DATA FOR THE TASK:
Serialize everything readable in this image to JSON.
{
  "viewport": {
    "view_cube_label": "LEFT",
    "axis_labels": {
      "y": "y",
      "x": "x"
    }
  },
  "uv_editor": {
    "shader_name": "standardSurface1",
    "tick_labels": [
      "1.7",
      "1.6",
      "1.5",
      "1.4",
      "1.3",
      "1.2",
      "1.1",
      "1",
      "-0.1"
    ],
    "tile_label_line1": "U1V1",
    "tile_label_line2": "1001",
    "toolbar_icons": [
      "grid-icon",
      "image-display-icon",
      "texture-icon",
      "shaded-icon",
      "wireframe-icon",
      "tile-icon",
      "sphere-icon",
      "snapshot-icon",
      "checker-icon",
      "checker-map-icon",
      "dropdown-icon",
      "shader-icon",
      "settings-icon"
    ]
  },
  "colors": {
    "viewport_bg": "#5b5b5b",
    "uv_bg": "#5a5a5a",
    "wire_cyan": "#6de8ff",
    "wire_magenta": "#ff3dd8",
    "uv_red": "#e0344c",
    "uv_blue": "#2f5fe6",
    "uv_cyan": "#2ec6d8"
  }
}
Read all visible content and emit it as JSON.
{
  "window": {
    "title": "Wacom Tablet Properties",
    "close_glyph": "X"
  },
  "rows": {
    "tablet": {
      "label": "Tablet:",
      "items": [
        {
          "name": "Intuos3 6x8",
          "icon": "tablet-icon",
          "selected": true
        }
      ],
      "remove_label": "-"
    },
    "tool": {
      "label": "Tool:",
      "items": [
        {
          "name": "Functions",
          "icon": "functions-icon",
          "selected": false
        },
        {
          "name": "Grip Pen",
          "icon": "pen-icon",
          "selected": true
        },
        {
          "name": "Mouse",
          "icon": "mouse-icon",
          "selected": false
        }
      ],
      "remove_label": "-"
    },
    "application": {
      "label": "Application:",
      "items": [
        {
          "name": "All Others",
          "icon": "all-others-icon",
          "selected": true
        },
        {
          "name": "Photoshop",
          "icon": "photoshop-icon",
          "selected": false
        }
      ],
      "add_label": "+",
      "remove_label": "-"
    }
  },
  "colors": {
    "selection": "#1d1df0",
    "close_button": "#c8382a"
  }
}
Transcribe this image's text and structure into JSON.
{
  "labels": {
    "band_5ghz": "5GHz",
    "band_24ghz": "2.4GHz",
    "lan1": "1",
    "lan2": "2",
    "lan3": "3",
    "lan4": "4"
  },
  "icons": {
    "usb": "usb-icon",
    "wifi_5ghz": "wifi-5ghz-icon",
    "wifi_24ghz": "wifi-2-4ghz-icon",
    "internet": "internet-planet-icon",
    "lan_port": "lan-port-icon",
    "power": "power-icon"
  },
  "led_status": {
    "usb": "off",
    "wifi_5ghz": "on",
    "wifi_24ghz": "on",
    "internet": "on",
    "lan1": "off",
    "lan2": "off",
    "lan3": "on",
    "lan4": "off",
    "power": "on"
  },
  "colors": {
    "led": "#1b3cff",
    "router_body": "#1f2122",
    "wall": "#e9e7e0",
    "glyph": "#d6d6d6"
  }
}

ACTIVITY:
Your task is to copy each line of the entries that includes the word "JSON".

RESPONSE AREA:
Serialize everything readable in this image to JSON.
Read all visible content and emit it as JSON.
Transcribe this image's text and structure into JSON.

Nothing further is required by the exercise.